What lines in the records below contain the string "this"? Copy every one.

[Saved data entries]
Content starts

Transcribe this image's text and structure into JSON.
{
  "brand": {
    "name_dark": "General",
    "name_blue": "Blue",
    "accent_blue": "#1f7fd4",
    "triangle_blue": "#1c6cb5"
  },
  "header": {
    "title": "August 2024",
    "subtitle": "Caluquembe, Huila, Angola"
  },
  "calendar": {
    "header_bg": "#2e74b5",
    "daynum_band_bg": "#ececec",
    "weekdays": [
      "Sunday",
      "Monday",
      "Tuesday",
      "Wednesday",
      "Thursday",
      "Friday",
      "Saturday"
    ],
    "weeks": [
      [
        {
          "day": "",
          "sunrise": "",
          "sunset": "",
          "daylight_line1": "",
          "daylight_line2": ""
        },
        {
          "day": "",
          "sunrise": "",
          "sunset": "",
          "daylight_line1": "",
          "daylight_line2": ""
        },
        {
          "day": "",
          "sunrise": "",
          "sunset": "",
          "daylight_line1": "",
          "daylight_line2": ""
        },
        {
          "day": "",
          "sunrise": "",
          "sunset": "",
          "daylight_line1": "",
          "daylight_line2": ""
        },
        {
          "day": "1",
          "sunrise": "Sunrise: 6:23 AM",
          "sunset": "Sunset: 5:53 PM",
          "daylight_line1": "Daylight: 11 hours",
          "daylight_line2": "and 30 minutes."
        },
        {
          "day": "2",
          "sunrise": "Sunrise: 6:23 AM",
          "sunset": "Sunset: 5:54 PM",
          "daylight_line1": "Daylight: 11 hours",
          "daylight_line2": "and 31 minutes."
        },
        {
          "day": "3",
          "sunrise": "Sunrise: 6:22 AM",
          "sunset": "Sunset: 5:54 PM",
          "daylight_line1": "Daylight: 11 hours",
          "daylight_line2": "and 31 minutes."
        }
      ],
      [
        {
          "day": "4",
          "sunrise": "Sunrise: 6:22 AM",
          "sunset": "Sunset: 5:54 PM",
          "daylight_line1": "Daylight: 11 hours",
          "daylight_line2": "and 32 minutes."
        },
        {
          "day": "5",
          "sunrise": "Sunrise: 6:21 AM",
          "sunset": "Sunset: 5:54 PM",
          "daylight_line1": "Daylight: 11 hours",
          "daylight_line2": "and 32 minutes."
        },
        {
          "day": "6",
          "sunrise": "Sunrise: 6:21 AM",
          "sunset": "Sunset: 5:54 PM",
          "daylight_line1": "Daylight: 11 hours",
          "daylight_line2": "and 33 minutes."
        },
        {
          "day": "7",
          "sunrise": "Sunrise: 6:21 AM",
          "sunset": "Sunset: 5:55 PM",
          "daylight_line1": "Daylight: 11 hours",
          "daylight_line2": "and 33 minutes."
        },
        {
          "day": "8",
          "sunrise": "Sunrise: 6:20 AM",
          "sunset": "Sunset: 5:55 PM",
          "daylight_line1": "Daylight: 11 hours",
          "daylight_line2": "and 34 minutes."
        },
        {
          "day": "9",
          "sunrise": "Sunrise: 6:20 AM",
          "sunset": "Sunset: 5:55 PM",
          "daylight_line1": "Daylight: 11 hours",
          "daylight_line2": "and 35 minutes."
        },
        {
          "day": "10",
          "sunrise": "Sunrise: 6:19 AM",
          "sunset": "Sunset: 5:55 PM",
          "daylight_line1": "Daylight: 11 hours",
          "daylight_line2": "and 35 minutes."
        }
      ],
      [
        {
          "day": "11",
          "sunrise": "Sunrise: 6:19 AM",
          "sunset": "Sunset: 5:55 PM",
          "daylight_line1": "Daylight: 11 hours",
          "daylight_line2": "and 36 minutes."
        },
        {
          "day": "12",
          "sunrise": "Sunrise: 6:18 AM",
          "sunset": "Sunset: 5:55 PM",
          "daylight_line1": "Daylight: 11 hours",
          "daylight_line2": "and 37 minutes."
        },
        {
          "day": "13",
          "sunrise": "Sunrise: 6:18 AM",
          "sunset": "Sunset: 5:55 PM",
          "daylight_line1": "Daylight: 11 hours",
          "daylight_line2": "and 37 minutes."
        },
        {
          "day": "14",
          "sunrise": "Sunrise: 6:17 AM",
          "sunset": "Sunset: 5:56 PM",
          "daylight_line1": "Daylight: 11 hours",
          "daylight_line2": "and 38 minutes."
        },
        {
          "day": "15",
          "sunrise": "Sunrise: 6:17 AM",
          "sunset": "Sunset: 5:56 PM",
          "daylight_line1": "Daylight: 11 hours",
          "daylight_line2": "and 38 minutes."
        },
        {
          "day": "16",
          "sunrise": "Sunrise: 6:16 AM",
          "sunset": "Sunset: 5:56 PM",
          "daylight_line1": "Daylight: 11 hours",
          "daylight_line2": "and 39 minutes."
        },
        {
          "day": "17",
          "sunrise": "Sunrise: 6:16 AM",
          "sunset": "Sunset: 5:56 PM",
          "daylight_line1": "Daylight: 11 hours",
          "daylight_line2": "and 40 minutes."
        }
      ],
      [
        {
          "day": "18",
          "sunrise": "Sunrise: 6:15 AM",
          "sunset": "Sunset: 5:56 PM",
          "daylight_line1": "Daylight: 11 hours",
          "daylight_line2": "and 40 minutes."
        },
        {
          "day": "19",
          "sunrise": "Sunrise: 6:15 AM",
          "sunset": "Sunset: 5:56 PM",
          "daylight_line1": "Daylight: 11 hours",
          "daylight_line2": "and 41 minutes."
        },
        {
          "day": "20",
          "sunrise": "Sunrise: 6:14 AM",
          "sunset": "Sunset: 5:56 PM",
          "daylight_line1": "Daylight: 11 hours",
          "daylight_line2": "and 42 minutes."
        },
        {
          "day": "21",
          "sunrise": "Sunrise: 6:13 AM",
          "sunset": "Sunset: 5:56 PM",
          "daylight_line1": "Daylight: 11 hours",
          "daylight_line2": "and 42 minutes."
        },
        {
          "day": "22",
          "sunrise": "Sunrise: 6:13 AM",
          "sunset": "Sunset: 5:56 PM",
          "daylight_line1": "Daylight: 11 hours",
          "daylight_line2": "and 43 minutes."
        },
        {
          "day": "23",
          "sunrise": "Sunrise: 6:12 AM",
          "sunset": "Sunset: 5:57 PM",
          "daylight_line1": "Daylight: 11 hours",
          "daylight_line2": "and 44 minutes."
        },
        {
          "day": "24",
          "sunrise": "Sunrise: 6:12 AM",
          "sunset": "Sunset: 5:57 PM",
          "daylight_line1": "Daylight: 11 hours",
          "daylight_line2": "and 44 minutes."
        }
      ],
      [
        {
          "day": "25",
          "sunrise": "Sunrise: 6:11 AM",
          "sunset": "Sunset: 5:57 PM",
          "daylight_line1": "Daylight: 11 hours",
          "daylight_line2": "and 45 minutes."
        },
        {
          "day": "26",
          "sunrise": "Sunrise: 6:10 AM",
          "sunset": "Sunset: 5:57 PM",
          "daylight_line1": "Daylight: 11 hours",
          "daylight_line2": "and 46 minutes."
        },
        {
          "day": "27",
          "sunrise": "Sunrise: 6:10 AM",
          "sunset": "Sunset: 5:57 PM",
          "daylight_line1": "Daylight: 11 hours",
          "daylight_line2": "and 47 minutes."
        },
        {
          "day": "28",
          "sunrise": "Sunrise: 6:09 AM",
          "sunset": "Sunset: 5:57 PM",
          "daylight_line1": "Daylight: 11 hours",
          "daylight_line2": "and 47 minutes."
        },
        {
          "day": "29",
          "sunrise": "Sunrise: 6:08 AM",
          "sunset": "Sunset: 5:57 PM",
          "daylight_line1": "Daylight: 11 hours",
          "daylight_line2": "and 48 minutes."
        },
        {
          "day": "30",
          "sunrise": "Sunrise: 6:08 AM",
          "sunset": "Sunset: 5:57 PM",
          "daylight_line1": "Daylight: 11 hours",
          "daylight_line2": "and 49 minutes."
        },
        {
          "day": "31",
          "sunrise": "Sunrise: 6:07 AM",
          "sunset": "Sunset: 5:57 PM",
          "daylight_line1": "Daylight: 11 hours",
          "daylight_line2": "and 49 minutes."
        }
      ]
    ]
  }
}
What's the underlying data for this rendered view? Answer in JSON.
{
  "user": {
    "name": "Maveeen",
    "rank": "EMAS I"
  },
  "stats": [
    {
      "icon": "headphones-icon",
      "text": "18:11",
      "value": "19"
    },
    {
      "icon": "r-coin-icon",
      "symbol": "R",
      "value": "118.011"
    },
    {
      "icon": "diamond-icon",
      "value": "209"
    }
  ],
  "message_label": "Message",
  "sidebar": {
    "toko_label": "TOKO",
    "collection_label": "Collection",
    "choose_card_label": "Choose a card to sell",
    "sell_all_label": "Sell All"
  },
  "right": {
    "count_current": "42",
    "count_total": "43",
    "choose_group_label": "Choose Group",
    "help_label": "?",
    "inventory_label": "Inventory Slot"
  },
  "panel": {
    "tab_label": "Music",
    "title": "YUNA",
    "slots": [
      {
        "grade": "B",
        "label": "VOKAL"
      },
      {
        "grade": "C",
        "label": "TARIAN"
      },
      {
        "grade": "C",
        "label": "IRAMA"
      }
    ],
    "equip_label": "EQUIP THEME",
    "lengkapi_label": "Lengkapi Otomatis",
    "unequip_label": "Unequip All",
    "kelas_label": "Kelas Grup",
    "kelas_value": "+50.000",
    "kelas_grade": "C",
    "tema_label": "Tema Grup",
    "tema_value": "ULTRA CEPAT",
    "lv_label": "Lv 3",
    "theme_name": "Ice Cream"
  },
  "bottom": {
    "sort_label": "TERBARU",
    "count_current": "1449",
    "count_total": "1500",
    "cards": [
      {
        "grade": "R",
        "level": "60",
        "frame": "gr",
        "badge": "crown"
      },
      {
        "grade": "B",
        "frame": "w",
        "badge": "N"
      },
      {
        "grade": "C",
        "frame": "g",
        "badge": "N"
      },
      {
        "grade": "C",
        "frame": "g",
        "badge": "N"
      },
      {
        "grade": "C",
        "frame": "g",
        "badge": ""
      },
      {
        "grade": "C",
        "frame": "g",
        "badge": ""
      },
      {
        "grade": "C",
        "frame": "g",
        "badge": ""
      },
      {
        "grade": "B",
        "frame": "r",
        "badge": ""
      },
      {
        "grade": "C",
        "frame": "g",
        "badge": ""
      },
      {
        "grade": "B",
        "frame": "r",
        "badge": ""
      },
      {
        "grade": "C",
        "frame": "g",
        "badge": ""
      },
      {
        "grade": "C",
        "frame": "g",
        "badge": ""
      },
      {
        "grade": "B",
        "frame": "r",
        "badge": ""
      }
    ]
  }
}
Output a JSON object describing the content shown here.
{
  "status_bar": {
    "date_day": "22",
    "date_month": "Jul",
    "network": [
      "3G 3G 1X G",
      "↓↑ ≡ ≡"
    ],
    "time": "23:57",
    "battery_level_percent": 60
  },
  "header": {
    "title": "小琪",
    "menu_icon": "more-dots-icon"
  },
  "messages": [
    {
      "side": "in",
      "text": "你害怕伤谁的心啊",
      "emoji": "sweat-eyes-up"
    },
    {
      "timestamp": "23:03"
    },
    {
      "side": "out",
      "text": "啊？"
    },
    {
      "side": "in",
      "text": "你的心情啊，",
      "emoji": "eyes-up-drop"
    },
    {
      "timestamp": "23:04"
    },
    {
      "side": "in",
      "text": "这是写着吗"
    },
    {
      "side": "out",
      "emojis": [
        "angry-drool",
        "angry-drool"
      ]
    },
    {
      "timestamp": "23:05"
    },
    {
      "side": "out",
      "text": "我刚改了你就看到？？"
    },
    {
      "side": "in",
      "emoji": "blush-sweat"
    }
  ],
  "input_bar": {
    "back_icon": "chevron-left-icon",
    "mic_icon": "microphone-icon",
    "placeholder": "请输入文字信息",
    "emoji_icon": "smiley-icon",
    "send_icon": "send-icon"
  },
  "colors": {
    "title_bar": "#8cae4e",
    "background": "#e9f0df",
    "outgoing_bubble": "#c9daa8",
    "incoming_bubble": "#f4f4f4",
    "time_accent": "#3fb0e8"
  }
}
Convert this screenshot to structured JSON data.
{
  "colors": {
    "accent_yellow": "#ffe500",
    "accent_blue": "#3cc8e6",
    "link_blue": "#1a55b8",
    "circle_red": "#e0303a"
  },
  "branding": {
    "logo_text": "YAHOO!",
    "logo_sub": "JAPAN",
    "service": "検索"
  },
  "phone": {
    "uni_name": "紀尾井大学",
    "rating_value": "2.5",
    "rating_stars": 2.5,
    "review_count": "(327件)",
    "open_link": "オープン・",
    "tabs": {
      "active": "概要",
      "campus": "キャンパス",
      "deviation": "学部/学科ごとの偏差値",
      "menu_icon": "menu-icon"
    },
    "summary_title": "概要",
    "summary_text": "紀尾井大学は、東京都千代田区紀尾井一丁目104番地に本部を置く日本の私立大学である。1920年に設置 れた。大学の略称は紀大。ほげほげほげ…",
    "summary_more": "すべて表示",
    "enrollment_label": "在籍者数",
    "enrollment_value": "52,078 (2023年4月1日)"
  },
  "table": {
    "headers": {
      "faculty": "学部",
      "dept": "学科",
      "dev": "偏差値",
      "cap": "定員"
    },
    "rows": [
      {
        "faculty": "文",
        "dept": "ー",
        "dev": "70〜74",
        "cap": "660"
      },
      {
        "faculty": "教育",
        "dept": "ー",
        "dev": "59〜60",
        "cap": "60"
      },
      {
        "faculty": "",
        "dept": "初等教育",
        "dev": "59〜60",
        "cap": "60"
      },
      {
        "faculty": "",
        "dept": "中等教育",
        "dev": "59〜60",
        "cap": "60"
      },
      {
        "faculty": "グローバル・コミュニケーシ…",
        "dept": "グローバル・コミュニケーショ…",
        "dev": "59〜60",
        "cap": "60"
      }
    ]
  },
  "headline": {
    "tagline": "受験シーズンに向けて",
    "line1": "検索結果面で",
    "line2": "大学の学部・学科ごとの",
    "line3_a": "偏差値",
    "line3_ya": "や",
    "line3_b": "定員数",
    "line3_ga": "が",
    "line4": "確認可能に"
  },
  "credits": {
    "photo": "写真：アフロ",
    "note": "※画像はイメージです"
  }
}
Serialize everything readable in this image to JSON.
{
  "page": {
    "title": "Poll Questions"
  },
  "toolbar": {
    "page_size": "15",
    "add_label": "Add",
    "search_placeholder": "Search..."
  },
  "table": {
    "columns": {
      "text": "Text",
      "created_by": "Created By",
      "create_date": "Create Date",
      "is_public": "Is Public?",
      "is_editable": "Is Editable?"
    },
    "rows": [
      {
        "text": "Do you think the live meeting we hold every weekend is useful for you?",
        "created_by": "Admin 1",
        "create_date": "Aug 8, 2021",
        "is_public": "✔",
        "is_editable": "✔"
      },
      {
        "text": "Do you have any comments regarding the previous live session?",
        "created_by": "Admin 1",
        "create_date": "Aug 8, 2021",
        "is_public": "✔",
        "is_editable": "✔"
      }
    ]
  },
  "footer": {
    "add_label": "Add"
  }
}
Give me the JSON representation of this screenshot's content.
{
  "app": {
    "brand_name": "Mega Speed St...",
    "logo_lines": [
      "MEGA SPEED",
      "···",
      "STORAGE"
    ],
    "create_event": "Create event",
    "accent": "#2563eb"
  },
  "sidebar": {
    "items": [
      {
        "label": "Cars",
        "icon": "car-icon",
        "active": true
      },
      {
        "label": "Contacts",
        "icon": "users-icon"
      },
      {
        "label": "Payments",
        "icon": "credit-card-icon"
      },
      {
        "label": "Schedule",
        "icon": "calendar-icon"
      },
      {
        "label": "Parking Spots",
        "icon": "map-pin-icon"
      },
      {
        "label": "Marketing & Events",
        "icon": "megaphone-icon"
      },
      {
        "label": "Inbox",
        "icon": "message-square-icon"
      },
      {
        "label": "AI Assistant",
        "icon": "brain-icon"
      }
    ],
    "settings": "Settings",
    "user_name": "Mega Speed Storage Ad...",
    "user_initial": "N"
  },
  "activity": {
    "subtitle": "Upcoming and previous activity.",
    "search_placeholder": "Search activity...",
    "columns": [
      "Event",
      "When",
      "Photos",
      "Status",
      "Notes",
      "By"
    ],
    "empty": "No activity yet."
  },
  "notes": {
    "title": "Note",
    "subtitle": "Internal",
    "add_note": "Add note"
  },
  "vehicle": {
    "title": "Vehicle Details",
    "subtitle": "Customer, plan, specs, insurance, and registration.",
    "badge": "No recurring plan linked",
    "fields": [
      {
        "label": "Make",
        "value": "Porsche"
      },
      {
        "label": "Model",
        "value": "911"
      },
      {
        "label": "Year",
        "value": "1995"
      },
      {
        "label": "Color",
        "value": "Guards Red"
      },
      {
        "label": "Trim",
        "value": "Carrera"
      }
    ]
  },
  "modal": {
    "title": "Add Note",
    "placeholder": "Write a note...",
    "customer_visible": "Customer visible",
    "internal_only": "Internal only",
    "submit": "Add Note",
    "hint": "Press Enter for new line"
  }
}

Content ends

> SOLVED EXERCISE:
Transcribe this image's text and structure into JSON.
What's the underlying data for this rendered view? Answer in JSON.
Convert this screenshot to structured JSON data.
Serialize everything readable in this image to JSON.
Give me the JSON representation of this screenshot's content.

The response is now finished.